East End Trades Guild
Alliance of 300 small businesses and independent traders takes on landlords and big business.
Krissie Nicolson had lived in Hackney for many years when one day she read an interview with Paul Gardener, a small business owner of Gardeners Bags in Spitalfields, about the landlord putting up his rent. The story, which ran on Spitalfields Life, was so powerful, that it mobilised the public to rally around Gardener, eventually succeeding in getting the landlord to reverse his decision.
Nicolson, who had done a masters in community organising in 2010, saw an opportunity to organise the small business owners of Hackney, who were sometimes overlooked. “Business groups usually cater for big businesses. There wasn’t much around for small businesses other than services and access to finance,” Nicolson told Far Nearer.
Since 2010, the East End Trades Guild has evolved into an alliance of 300 small independent businesses and the self employed. Members pay to join, and are expected to uphold the Guild’s values and principles, including inclusivity and reciprocity. In return they join hundreds of other engaged businesses in the fight for affordable workspaces – and a spot on the Guild’s coveted, hand-drawn map of small businesses. In 2018, the Guild launched an Affordable Workspace Manifesto, with support from the New Economics Foundation.
“Our aim is to bring locally owned small independent businesses of all sectors together to speak as one and to take action on their concerns,” Nicolson says.
New rules needed
Policies that can help unleash the potential of this or similar initiatives across the UK.
Create affordable workspaces
Affordable workspaces are essential to the survival of independent businesses.
Create devolved ‘just transition’ funds
Government should devolve a proportion of its Green New Deal budget to support local just transition plans.
Turn RBS into a network of local banks
New banks would be owned in trust for the public benefit and mandated to lend only within their local area.
Promote community wealth building
Support co-ops to thrive in their localities by anchoring them within place-based industrial and community wealth building strategies.

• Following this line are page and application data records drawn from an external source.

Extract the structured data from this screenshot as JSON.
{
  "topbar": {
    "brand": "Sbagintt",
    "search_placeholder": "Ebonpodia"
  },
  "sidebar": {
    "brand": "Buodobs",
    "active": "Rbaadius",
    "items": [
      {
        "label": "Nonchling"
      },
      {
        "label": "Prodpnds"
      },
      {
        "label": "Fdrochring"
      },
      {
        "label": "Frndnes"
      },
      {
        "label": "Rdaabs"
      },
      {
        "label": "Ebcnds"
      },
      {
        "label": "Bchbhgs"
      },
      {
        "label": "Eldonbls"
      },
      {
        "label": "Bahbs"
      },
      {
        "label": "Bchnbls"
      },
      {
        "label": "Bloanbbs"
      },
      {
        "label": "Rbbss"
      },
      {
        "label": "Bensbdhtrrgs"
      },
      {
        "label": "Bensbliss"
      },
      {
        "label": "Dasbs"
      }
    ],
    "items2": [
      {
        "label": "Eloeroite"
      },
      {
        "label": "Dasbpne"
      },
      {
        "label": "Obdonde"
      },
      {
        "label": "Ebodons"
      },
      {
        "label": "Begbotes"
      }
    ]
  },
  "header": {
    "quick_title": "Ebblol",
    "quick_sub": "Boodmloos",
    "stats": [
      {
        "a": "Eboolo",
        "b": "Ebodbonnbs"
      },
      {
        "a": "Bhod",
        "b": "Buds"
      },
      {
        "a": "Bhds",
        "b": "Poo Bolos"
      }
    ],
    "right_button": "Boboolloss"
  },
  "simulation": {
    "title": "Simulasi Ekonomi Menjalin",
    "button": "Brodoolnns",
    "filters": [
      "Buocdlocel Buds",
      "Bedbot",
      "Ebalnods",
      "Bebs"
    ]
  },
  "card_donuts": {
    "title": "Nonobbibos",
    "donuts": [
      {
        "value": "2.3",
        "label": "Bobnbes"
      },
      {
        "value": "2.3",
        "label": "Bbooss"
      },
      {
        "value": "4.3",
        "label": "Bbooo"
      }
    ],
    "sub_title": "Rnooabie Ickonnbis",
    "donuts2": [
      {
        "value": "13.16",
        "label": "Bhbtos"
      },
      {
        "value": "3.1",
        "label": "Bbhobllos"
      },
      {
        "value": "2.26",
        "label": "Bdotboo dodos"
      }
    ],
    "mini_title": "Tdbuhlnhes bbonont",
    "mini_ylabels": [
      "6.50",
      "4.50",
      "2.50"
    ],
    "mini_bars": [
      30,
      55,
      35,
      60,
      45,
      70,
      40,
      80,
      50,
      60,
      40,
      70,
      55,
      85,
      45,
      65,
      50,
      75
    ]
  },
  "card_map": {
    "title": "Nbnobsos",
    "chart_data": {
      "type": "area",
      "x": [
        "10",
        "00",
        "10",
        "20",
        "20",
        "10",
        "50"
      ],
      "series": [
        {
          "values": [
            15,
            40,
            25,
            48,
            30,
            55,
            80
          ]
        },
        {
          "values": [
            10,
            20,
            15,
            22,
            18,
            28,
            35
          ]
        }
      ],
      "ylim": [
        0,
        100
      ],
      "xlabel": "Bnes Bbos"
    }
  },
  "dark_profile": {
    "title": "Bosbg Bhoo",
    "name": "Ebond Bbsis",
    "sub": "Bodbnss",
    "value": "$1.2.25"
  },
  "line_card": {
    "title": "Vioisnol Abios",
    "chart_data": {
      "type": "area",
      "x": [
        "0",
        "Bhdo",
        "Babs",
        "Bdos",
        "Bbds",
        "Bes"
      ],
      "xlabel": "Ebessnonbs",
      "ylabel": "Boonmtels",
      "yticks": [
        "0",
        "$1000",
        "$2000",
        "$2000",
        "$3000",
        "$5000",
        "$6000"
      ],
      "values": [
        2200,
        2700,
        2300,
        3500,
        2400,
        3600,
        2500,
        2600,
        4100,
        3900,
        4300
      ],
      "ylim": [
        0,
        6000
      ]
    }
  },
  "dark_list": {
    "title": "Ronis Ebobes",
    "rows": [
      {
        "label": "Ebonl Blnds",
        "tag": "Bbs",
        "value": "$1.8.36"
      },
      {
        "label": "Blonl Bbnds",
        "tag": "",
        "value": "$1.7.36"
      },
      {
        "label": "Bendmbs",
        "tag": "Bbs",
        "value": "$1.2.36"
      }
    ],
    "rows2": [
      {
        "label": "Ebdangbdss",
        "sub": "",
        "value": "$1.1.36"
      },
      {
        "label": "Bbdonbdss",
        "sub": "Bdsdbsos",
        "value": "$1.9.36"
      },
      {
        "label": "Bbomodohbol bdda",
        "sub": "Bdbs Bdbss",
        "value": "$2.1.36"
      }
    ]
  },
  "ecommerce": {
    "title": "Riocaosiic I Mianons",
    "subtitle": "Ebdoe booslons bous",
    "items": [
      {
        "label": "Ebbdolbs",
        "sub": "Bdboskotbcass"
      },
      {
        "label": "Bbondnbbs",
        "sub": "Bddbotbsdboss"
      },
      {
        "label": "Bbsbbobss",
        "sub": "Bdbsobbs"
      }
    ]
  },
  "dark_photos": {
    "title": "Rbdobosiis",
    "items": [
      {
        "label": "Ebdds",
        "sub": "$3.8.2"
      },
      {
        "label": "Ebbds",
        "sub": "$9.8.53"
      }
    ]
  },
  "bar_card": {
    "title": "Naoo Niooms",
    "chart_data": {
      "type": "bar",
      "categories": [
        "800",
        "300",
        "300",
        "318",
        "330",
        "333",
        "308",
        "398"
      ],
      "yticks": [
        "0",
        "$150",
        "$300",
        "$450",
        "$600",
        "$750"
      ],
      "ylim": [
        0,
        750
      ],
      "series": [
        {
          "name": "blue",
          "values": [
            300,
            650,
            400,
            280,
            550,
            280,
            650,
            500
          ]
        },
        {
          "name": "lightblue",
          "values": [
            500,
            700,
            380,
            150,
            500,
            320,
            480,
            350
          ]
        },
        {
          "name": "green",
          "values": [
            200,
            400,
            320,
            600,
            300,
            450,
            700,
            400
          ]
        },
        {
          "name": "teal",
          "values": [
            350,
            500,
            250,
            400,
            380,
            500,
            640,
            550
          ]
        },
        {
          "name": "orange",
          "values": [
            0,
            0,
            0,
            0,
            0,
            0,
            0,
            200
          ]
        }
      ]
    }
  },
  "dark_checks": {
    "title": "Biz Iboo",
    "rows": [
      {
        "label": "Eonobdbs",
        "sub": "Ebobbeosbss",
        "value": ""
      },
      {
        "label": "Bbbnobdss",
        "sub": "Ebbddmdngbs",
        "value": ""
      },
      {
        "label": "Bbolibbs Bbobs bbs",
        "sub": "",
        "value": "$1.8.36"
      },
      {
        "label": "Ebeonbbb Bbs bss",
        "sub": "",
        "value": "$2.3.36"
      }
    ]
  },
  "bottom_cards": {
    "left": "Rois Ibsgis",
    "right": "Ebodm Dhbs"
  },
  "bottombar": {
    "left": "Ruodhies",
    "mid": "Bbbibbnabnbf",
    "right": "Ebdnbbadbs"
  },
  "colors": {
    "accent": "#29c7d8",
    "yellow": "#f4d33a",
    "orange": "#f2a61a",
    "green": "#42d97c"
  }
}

Expand the community and co-operative banking sector
Stakeholder banks can be mandated to serve the public interest or local communities rather than simply to maximise returns.